Revolutionary advancements in technology are rarely adopted cleanly and swiftly into society. Sometimes cost is a prohibiting factor. Where cost isn’t a factor, adoption or acceptance is oftentimes hindered by skepticism and fear since the advancement is replacing or modifying something that has been considered tried, tested and “true”. It is only after acceptance has been achieved with a small number of vanguards, who are able to show the rest that the new way is a better way, that the advancement becomes part of mainstream society.
You don’t usually hear about the elevator in discussions about dramatic technological advances on society. We take them for granted today, yet they existed for years before people would ride them. Perfectly good elevators sat unused as people climbed the stairs. It was only when people saw that the few who started using them didn’t fall to their deaths, did they gain widespread acceptance.

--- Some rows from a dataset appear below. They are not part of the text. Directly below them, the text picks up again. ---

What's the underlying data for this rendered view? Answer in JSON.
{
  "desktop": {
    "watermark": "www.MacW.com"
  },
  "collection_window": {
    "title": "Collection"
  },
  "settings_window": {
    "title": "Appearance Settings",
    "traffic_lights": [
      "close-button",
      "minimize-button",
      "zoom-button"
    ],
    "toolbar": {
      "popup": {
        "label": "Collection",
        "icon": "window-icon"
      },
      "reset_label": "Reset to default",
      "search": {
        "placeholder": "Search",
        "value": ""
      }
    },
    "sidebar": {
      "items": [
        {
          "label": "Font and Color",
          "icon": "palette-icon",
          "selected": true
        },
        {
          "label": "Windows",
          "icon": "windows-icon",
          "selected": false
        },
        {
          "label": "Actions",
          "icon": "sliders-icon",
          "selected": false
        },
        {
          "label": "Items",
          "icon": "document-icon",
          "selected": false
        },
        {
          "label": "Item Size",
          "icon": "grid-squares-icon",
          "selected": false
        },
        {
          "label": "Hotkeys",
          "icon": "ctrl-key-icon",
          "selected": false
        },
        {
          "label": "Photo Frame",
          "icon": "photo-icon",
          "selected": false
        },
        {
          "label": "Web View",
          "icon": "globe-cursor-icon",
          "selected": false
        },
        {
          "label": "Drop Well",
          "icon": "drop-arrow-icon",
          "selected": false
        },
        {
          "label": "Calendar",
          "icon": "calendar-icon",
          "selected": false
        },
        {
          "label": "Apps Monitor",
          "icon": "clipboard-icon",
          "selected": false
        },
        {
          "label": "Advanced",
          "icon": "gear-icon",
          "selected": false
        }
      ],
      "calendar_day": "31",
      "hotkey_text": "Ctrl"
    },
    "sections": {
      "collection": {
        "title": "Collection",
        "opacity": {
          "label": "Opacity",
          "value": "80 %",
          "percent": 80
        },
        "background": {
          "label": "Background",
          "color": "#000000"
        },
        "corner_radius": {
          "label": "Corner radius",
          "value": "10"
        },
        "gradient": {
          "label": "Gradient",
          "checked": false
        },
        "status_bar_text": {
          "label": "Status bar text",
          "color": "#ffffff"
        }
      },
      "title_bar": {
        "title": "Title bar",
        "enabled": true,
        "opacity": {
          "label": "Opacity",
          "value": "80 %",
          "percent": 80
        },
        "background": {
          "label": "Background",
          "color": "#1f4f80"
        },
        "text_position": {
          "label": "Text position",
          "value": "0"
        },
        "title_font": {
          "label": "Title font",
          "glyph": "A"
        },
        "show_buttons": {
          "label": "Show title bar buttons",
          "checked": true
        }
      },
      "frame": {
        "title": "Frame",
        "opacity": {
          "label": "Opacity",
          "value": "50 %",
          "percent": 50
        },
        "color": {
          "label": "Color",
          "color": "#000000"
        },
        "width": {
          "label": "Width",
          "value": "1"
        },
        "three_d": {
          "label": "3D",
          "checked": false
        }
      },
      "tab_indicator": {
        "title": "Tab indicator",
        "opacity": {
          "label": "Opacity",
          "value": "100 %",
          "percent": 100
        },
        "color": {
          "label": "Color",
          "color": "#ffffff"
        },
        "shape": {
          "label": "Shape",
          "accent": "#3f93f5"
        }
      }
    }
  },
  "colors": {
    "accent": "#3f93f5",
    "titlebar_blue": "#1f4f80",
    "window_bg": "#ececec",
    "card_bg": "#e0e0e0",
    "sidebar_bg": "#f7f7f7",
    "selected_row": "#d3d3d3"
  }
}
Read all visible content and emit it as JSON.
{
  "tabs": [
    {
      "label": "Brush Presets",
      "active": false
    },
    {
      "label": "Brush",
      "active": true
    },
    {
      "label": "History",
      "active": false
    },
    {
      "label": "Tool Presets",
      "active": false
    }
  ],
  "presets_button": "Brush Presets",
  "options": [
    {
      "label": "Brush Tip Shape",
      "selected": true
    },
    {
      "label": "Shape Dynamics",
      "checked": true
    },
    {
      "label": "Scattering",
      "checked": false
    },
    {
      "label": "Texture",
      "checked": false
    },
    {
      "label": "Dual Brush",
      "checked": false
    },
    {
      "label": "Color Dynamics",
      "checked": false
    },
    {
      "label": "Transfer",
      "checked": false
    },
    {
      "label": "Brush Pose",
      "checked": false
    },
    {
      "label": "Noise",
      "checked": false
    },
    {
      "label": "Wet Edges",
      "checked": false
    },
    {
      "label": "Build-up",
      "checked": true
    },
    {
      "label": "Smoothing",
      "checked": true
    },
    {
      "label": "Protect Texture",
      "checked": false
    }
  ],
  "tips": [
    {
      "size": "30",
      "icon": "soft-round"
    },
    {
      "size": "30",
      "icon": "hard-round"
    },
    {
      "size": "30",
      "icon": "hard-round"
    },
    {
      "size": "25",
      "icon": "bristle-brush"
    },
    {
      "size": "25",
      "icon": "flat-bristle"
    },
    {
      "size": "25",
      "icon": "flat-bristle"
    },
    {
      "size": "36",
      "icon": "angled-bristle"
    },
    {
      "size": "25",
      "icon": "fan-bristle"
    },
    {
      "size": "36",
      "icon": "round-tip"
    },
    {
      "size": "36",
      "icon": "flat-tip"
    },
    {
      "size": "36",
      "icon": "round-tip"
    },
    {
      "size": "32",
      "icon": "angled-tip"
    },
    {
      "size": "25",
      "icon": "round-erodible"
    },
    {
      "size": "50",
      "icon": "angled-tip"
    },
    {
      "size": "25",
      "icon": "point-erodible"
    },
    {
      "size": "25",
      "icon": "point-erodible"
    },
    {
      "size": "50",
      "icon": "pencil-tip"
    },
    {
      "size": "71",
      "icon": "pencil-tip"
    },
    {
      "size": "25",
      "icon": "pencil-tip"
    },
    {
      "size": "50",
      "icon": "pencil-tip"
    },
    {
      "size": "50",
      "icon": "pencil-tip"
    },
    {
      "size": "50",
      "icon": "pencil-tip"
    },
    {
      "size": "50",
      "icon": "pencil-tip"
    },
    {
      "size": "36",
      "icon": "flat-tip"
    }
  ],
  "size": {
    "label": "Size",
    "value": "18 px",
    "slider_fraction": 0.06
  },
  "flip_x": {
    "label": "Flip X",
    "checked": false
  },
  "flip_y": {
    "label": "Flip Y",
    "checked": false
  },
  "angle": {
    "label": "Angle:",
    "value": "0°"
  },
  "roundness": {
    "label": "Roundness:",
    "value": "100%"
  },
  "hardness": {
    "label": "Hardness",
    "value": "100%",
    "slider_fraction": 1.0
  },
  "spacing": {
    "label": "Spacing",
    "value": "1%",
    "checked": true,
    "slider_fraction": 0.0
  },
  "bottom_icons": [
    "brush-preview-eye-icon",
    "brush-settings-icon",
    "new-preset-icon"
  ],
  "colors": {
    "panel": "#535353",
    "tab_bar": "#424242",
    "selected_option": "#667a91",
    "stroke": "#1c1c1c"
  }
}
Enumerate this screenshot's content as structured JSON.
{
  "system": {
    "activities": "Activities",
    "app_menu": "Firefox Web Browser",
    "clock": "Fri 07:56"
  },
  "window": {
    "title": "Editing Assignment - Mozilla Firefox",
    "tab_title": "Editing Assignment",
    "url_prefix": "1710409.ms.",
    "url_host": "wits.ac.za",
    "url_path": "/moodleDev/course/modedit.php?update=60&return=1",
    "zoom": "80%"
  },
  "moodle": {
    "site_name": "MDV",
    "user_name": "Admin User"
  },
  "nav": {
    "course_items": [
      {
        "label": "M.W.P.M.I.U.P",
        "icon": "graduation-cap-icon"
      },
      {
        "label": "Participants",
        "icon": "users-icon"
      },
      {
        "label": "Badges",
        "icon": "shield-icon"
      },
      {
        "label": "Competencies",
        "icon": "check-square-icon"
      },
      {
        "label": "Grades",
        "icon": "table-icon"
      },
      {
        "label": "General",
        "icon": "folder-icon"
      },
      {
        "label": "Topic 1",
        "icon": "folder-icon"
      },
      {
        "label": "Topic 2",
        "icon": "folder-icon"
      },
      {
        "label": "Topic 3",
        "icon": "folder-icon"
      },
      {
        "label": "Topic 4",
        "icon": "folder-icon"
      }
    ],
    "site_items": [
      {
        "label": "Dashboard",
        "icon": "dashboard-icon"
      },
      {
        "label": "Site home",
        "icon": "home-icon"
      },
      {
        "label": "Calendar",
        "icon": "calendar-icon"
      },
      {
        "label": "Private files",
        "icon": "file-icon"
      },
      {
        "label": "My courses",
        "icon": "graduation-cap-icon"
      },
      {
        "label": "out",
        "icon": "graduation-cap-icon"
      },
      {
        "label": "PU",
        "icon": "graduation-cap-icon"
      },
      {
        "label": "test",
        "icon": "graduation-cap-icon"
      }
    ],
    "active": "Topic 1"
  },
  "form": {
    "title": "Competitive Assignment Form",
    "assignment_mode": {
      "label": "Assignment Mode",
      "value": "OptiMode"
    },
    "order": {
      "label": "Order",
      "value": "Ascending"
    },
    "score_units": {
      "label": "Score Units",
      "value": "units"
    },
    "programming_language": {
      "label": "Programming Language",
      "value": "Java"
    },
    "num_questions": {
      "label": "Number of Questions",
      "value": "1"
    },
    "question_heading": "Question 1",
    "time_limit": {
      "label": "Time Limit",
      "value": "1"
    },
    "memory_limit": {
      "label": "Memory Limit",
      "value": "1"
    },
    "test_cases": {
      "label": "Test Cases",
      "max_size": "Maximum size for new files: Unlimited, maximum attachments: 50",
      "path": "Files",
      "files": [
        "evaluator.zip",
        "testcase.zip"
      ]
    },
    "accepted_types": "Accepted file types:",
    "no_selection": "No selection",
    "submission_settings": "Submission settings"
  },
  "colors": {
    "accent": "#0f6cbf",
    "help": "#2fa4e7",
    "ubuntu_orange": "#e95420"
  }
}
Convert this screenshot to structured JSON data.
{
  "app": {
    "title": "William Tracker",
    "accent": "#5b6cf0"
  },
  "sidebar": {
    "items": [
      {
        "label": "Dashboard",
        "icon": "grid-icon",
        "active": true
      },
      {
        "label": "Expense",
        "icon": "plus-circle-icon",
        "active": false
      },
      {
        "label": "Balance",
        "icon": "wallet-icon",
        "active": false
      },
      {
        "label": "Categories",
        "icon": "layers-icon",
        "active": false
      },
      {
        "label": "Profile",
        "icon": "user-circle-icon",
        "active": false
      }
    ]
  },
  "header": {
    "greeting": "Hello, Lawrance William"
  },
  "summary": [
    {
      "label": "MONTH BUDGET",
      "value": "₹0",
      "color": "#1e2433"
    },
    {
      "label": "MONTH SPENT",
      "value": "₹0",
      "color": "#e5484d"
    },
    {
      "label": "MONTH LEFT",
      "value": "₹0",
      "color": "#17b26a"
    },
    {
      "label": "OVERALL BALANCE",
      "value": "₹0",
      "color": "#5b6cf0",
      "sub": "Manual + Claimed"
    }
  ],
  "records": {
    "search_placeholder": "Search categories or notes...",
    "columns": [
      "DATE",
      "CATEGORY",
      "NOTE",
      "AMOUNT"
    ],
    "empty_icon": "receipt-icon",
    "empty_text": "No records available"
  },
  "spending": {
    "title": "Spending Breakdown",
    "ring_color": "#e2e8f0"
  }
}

Today we sit on the edge of a media revolution. While the Wall Street Journal and others still warn of the long fall down the elevator shaft, more and more people and media institutions are starting to realize that there may be a better way than only having a relatively small number of “reporters” collecting and reporting the news on T.V. and in newspapers. I predict in years to come (probably not that many) people will look back and chuckle at the same skepticism we’re showing towards the blogosphere today. Do we know where the blogosphere will take us? No. After all, not many folks contemplated that elevators would lead to the rise (literally – through vertical expansion) of modern cities. But I don’t think were going to fall down the shaft either.